Affordable housing option aids East L.A. small business owners
The Alta Vista Apartments offer live-in work units and services for residents. The building is one effort to bring affordable housing to a city where rent prices have become an increasing burden.
Dressed in a baseball cap, plaid shirt and jeans, Angel Hernandez is the picture of classic American casual. The service he offers to clients is a little more worldly, though. Hernandez recently opened a travel agency in East L.A.
“I studied tourism, that was my field in Mexico,” Hernandez, who speaks primarily Spanish, said through a translator. “We have some experience working in travel agencies.”Angel Hernandez speakes with Ruben Alvarado inside the travel agency Hernandez owns and operates. (Isabella Sayyah)
Hernandez’s agency, Linea Dorado, or Gold Line, has a fitting name. In addition to providing travel services, it’s located directly across the street from the Gold Line Metro train’s Atlantic station.

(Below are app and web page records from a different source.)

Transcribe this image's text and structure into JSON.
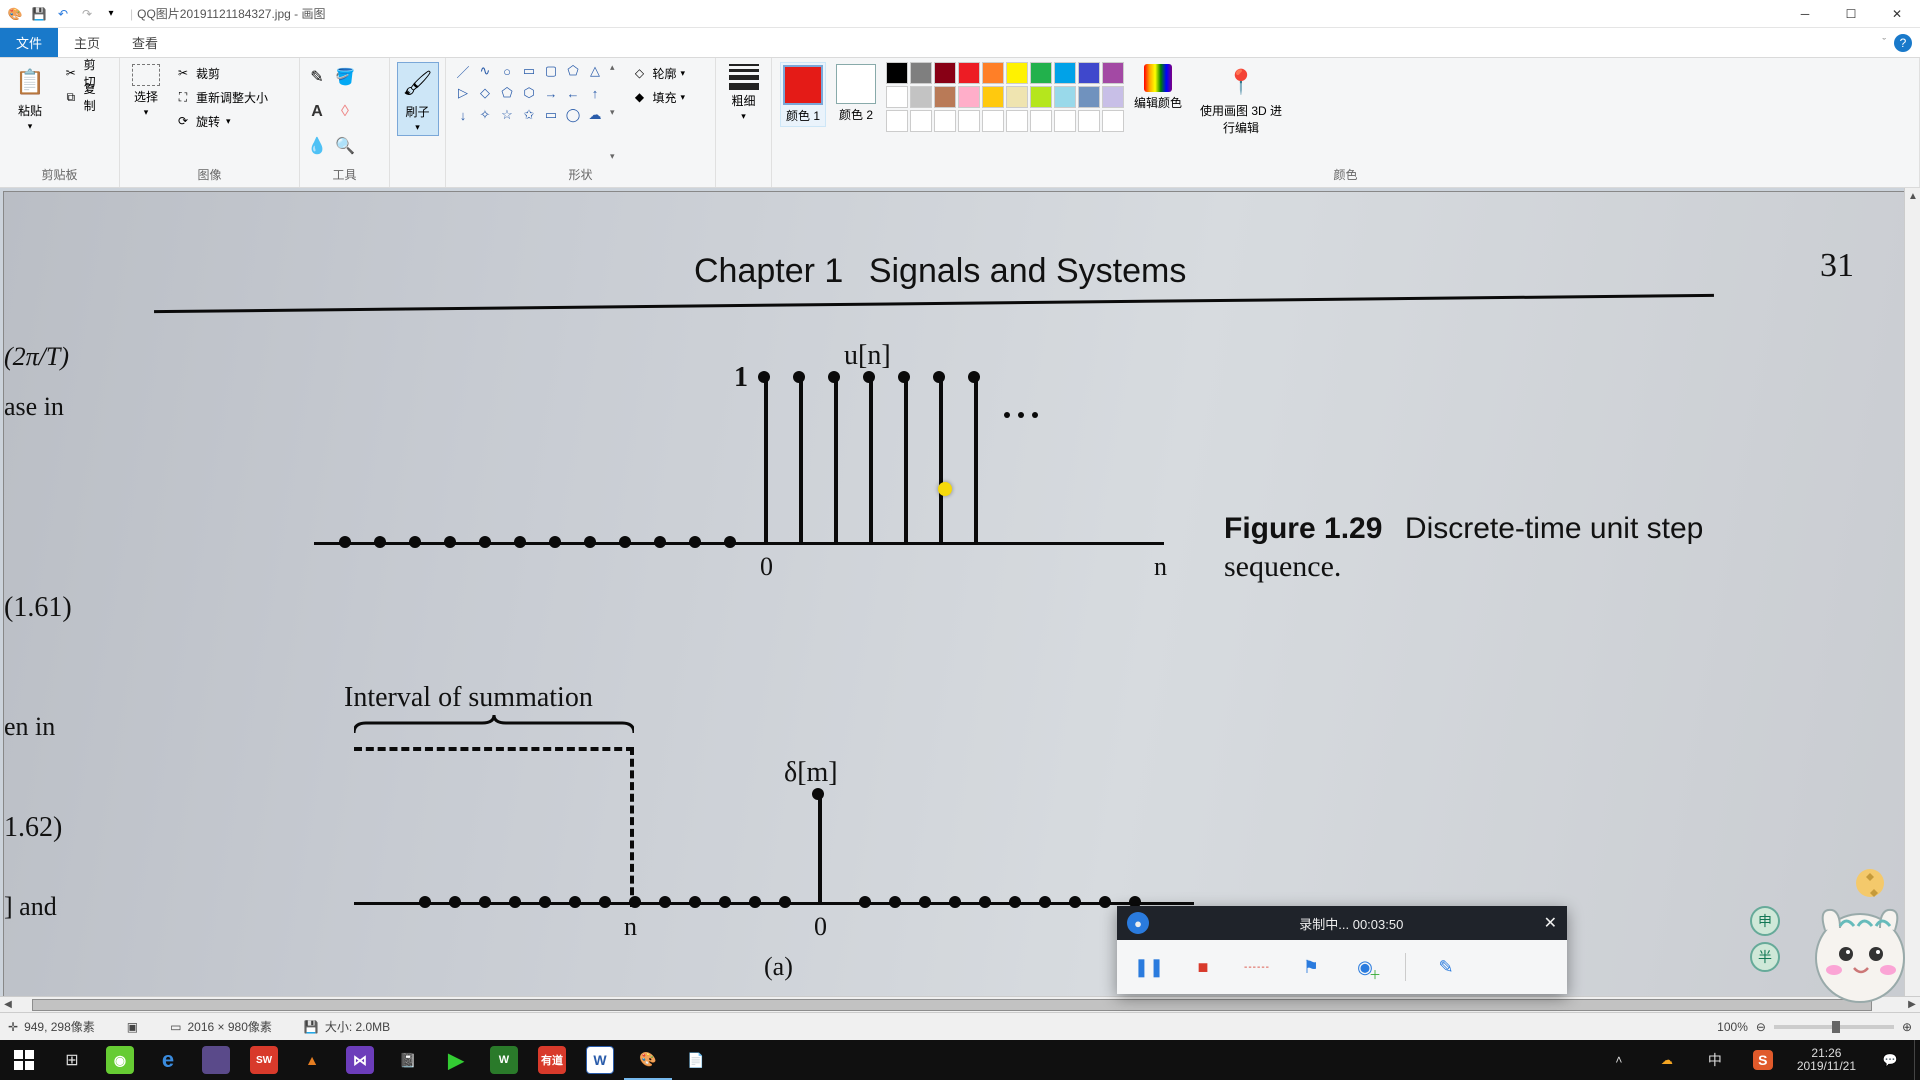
{
  "titlebar": {
    "filename": "QQ图片20191121184327.jpg - 画图"
  },
  "tabs": {
    "file": "文件",
    "home": "主页",
    "view": "查看"
  },
  "ribbon": {
    "clipboard": {
      "paste": "粘贴",
      "cut": "剪切",
      "copy": "复制",
      "label": "剪贴板"
    },
    "image": {
      "select": "选择",
      "crop": "裁剪",
      "resize": "重新调整大小",
      "rotate": "旋转",
      "label": "图像"
    },
    "tools": {
      "label": "工具"
    },
    "brushes": {
      "brush": "刷子",
      "label": ""
    },
    "shapes": {
      "outline": "轮廓",
      "fill": "填充",
      "label": "形状"
    },
    "size": {
      "label": "粗细"
    },
    "colors": {
      "c1a": "颜色 1",
      "c2a": "颜色 2",
      "edit": "编辑颜色",
      "p3d": "使用画图 3D 进行编辑",
      "label": "颜色"
    }
  },
  "palette_row1": [
    "#000000",
    "#7f7f7f",
    "#880015",
    "#ed1c24",
    "#ff7f27",
    "#fff200",
    "#22b14c",
    "#00a2e8",
    "#3f48cc",
    "#a349a4"
  ],
  "palette_row2": [
    "#ffffff",
    "#c3c3c3",
    "#b97a57",
    "#ffaec9",
    "#ffc90e",
    "#efe4b0",
    "#b5e61d",
    "#99d9ea",
    "#7092be",
    "#c8bfe7"
  ],
  "palette_row3": [
    "#ffffff",
    "#ffffff",
    "#ffffff",
    "#ffffff",
    "#ffffff",
    "#ffffff",
    "#ffffff",
    "#ffffff",
    "#ffffff",
    "#ffffff"
  ],
  "canvas": {
    "chapter": "Chapter 1",
    "chtitle": "Signals and Systems",
    "pagenum": "31",
    "left1": "(2π/T)",
    "left2": "ase in",
    "left3": "(1.61)",
    "left4": "en in",
    "left5": "1.62)",
    "left6": "] and",
    "u_label": "u[n]",
    "one": "1",
    "zero": "0",
    "n": "n",
    "fig_a": "Figure 1.29",
    "fig_b": "Discrete-time unit step",
    "fig_c": "sequence.",
    "interval": "Interval of summation",
    "delta": "δ[m]",
    "n2": "n",
    "zero2": "0",
    "a": "(a)"
  },
  "recorder": {
    "status": "录制中... 00:03:50"
  },
  "status": {
    "pos": "949, 298像素",
    "dim": "2016 × 980像素",
    "size": "大小: 2.0MB",
    "zoom": "100%"
  },
  "mascot": {
    "badge1": "申",
    "badge2": "半"
  },
  "clock": {
    "time": "21:26",
    "date": "2019/11/21"
  }
}
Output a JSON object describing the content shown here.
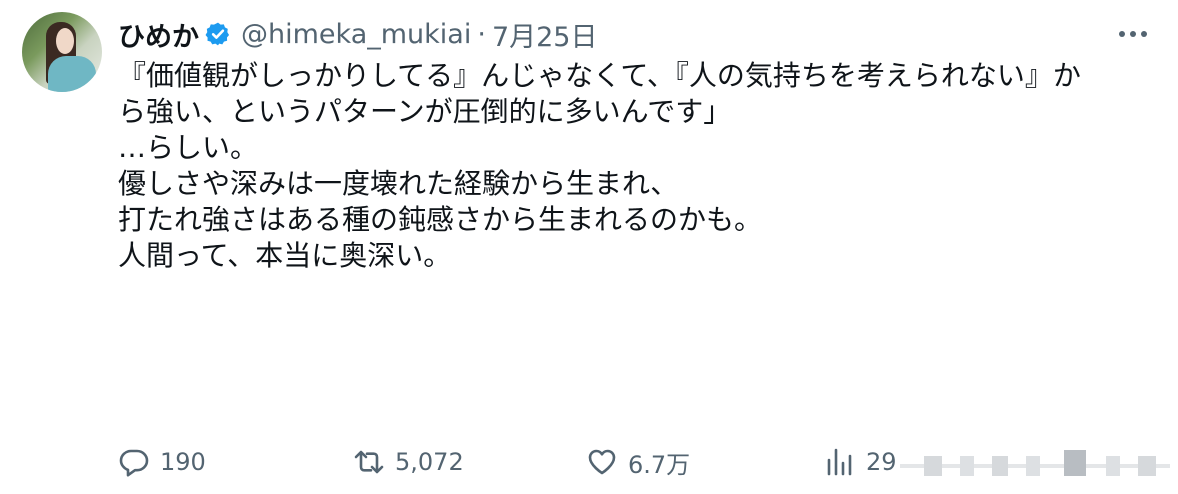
{
  "tweet": {
    "author": {
      "display_name": "ひめか",
      "handle": "@himeka_mukiai",
      "verified": true
    },
    "dot": "·",
    "date": "7月25日",
    "text_lines": [
      "『価値観がしっかりしてる』んじゃなくて、『人の気持ちを考えられない』か",
      "ら強い、というパターンが圧倒的に多いんです」",
      "",
      "…らしい。",
      "",
      "優しさや深みは一度壊れた経験から生まれ、",
      "打たれ強さはある種の鈍感さから生まれるのかも。",
      "",
      "人間って、本当に奥深い。"
    ],
    "actions": {
      "reply_count": "190",
      "retweet_count": "5,072",
      "like_count": "6.7万",
      "views_count": "29"
    },
    "icons": {
      "verified": "verified-badge-icon",
      "more": "more-icon",
      "reply": "reply-icon",
      "retweet": "retweet-icon",
      "like": "heart-icon",
      "views": "views-icon"
    },
    "colors": {
      "text": "#0f1419",
      "secondary": "#536471",
      "verified": "#1d9bf0"
    }
  }
}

The agency isn’t in one of the many strip malls near the station, however. It’s part of the Alta Vista Apartment complex, which consists of 56 affordable housing units developed and operated in partnership by the East Los Angeles Community Corporation (ELACC) and National Community Renaissance (National CORE). In addition to housing units, the building also offers 11 live-in work units for residents such as Hernandez to run their own businesses out of.
Sweets Event Decor
Party planning services
Business Design Media
Graphic design company
Global IT Tech Solutions
Computer repair and IT services
Clothing and accessories boutique
Along with Hernandez’s travel agency, a clothing shop, an events planning company, a photography studio and a computer repair shop, among other businesses, occupy the building.
“Those [work] units come at no cost to the resident, so they can try to start a business without having to pay the overhead,” Ruben Alvarado, the apartment building’s on-site economic mobility site coordinator, said.
ELACC and National CORE also offer services to all residents, including one-on-one financial assistance.
“What I do here is anything from financial coaching to home ownership preparation,” Alvarado said. “And a lot of the programs I do I either do on site or I have a partner come in if it’s something I can’t do.”
Alvarado said he is especially proud of a partnership he’s currently forging with Credit Builders Alliance that will allow tenants to build credit while renting in the building.
“A lot of my population, they don’t have credit established — maybe because they don’t have a social security card or they have ruined credit — so no one will lend to them,” he said. “So this is just another opportunity to have another line of credit.”
Alvarado doesn’t just help tenants, though. He is also available to members of the community who would like help. In fact, he said most of the people he’s working with are actually not residents.
“Tenants, it takes a little bit of time because you have to build trust,” he said. “Sometimes there’s a little bit of a stigma of going to a financial coach among this population.”
ELACC and National CORE also work together to bring non-financial programs to the center. Natalie Reider, senior vice president of Hope Through Housing, National CORE’s social services branch, said they’ve seen more success with family-oriented programs so far due to high percentage of residents who are minors.
“They want more children’s programming, and they tend to come to a lot of community events where the kids can come as well,” she said.
Currently, there is a weekly after-school tutoring program in the community center, and Alvarado said the kids also utilize the computer lab that is open daily in the building.
Financial coaching, especially with regard to renting can be vital in L.A., as affordable housing has become a hot-button topic in the city.
“You’re supposed to pay 30, 35 percent of your income toward your rent or your mortgage, and when you have folks paying 50 or 60 percent, it becomes infeasible to do anything else because all the money that’s left over is for them to buy food, pay electric bills, things like that,” said Ernesto Espinoza, director of real estate development for ELACC.
The average income for households of those living in the Alta Vista Apartments is just over $31,000 a year, according to statistics provided by Alvarado. According to the USC Lusk Center for Real Estate’s 2012 Casden Real Estate Multifamily Forecast, average monthly rent in East L.A. is $1,266, or $15,192 a year.
There is already a long waiting list to get one of the 50 coveted spots in the Alta Vista Apartments if a resident moves out. Alvarado said it’s not unusual for him to get several people walking in each day asking about renting in the building.
National CORE is trying to bring more affordable housing to the area to address the need. Reider said that the organization is looking to build more developments in Los Angeles.
“We have several other projects in Los Angeles, and anytime we can strategically place more developments near us it actually helps us structure-wise because we can capitalize on the resources we already have in the area,” Reider said.
Green features of the Alta Vista Apartments
The Alta Vista Apartments earned a LEED Silver certification, the third highest possible designation in green building. Here are a few of the reasons why.
The apartments are located next to a park and public transporation, making driving less of a necessity.
Recycled carpet and highly efficient appliances are installed in all units.
No smoking is allowed, and low to zero volatile organic compound paint was used in construction.